[WHAT THIS TASK INVOLVES]: Look through the records and copy each line that has "group" in it.

[SUPPLIED RECORDS]:

***

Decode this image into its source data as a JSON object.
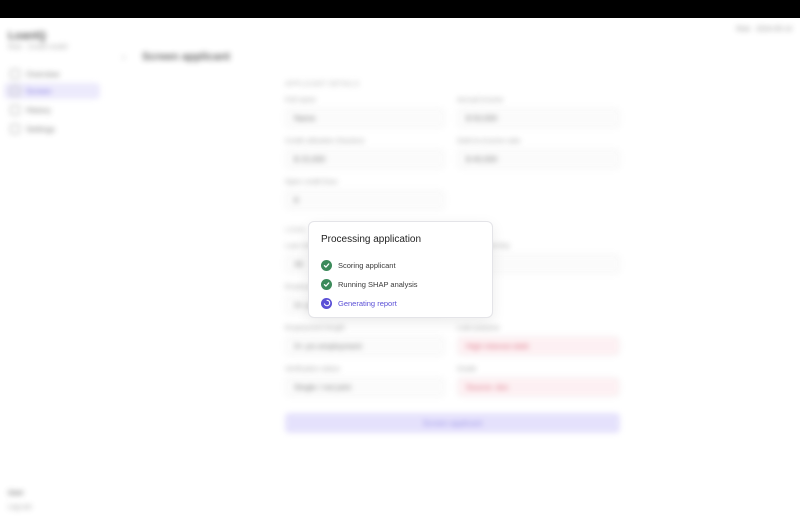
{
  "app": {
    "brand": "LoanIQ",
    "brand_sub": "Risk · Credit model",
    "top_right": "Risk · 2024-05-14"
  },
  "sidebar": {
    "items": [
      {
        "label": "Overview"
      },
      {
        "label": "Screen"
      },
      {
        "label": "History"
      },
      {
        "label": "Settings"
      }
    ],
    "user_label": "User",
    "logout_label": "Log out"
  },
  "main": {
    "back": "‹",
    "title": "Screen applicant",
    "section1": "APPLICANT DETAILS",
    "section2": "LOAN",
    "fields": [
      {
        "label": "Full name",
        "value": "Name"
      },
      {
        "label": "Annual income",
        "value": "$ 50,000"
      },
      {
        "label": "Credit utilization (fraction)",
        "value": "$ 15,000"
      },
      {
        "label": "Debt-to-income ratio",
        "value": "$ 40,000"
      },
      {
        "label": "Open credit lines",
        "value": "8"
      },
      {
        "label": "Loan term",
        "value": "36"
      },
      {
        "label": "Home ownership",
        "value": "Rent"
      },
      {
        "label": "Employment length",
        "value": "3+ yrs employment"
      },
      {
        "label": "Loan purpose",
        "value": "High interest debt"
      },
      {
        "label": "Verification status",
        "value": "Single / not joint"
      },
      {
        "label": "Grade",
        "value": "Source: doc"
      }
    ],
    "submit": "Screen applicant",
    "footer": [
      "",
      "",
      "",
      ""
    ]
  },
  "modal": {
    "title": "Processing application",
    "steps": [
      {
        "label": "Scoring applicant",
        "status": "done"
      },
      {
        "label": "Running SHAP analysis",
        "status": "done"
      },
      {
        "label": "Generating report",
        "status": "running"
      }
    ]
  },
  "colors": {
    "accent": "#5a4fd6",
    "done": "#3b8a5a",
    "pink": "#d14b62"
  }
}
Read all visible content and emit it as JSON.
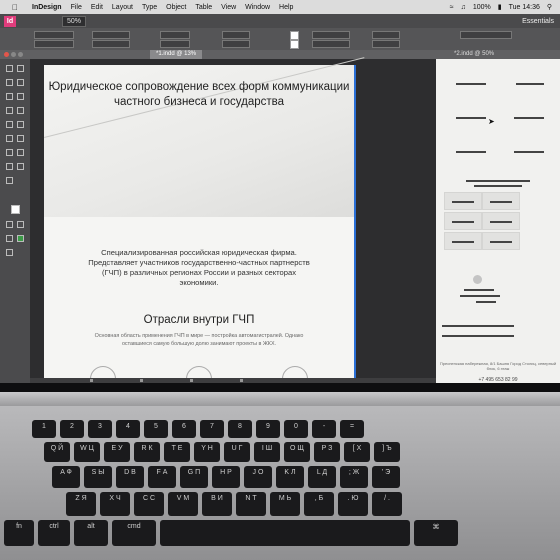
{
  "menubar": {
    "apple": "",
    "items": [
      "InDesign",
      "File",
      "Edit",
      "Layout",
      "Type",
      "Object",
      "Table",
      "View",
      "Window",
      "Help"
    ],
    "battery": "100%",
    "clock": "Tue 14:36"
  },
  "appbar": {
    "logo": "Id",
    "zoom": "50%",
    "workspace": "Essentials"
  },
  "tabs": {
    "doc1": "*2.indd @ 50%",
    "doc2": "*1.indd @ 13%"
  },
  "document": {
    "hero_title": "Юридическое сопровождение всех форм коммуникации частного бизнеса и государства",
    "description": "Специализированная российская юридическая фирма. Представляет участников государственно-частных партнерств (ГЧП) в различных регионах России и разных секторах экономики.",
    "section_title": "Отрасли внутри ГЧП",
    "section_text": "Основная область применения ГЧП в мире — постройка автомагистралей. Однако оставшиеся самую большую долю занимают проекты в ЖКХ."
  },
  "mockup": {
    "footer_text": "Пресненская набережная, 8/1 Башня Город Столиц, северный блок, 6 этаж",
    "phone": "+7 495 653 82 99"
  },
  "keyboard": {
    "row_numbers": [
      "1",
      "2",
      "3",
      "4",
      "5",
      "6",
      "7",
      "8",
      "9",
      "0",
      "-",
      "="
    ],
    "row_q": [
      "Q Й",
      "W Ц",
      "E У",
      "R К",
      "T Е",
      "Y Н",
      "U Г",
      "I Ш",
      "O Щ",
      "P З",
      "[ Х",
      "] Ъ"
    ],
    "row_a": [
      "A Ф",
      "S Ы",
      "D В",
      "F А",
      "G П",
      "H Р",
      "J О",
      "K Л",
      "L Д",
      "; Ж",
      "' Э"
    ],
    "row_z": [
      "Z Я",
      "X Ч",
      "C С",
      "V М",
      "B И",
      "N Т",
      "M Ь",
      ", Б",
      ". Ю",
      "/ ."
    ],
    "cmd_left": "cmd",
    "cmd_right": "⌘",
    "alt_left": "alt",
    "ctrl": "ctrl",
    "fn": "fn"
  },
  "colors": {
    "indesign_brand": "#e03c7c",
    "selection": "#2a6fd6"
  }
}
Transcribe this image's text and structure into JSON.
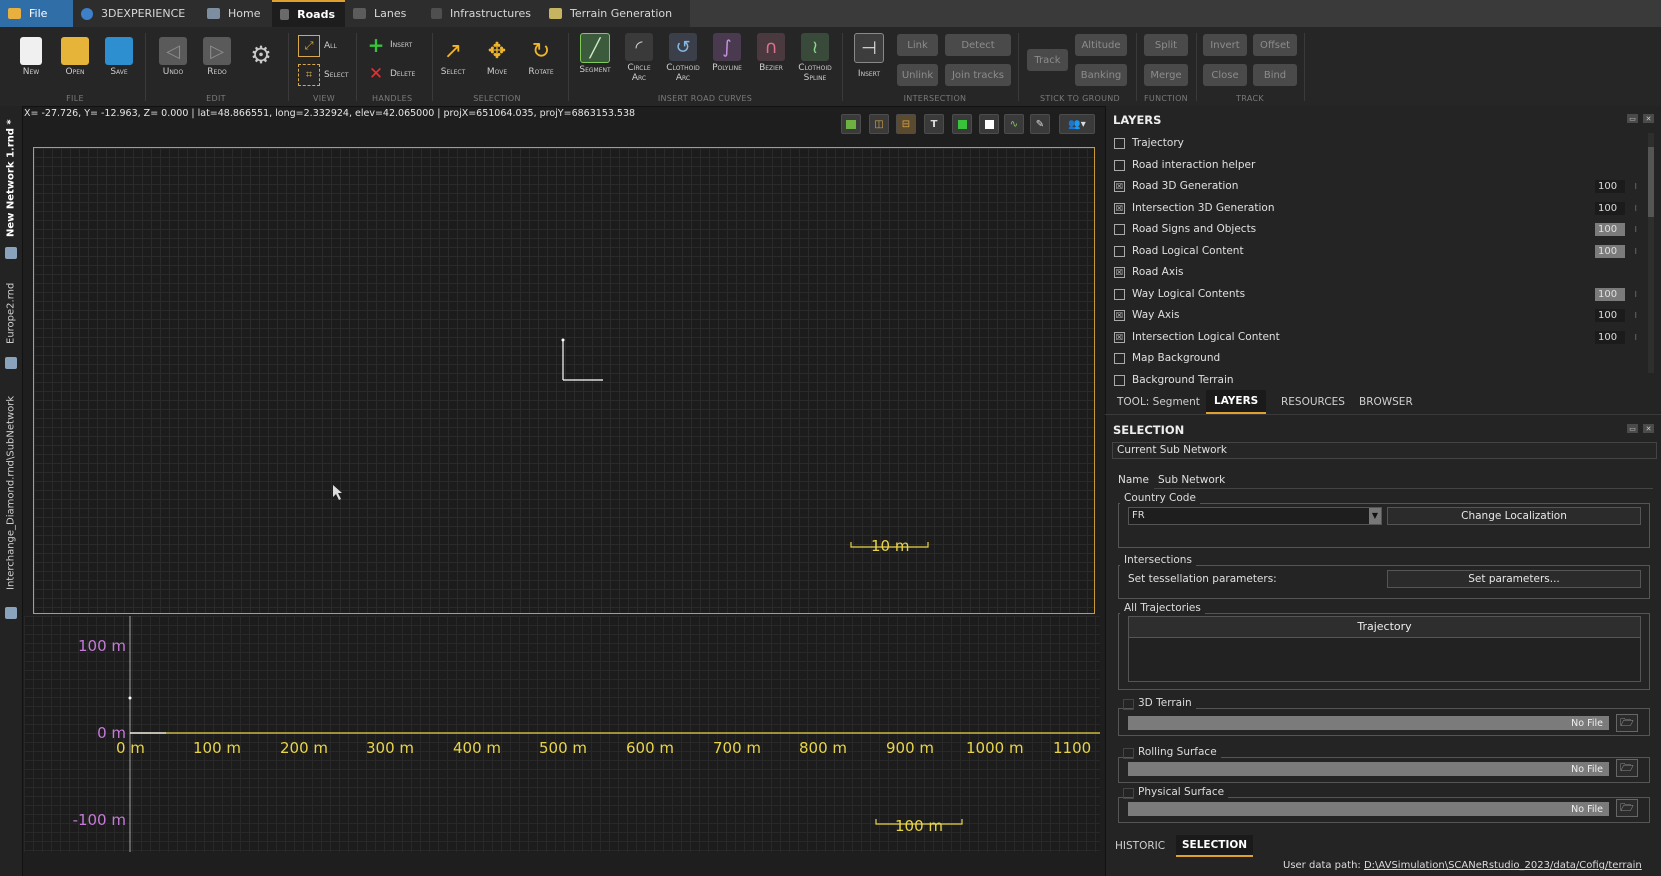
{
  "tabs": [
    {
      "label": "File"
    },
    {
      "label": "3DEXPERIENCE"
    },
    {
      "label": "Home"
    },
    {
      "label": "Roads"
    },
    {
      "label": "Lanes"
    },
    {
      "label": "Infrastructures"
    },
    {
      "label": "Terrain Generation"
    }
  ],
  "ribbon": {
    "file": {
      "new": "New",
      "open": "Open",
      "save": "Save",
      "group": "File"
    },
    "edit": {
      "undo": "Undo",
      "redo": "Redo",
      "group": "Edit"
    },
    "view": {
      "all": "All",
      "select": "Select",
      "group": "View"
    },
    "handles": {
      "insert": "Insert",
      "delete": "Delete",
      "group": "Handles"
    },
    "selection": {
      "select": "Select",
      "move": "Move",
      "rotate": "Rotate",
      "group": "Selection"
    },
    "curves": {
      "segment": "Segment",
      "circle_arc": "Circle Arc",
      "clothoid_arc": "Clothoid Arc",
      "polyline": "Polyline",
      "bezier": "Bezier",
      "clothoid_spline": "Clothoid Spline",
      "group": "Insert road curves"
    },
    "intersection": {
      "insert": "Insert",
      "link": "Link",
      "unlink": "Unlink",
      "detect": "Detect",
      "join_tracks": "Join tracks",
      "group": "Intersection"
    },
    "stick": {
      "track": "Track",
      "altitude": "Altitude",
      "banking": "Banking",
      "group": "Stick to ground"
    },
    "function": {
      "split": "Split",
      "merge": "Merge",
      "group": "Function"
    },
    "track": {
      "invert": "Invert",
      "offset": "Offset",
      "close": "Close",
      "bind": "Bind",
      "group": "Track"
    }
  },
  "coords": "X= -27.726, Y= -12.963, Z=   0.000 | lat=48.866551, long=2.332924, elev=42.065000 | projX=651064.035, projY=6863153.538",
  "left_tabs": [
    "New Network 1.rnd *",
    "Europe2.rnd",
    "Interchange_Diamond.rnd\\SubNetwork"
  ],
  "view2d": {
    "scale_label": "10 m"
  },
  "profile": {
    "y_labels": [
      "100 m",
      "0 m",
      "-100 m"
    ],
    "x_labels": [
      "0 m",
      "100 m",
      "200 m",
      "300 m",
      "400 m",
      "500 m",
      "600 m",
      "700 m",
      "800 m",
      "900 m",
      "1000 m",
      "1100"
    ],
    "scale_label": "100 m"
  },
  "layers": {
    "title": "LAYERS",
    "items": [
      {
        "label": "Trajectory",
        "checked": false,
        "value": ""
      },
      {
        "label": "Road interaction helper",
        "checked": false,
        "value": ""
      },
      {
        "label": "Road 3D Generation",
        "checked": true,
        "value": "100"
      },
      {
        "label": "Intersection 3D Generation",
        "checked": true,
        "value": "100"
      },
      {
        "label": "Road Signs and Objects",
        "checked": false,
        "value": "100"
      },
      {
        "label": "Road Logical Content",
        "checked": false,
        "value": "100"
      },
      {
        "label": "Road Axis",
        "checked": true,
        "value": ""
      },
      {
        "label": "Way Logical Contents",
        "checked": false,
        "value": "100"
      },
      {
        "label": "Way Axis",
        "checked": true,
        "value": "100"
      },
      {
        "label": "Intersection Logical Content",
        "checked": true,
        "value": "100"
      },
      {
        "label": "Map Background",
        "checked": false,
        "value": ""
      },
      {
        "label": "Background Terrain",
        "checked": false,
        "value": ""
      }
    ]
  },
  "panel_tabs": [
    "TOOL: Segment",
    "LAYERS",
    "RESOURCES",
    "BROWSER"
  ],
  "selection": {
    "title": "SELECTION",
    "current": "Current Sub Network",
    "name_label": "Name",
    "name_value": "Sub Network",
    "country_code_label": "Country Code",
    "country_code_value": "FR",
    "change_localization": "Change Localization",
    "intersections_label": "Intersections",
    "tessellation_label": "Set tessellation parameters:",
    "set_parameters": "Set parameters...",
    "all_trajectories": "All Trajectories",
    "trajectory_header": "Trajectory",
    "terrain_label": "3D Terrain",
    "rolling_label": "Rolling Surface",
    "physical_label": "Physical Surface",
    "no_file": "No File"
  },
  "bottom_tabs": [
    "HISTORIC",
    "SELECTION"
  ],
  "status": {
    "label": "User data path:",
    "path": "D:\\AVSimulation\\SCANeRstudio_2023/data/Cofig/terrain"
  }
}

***

[EXERCISE RESULT]:
      "group": "File"
      "group": "Edit"
      "group": "View"
      "group": "Handles"
      "group": "Selection"
      "group": "Insert road curves"
      "group": "Intersection"
      "group": "Stick to ground"
      "group": "Function"
      "group": "Track"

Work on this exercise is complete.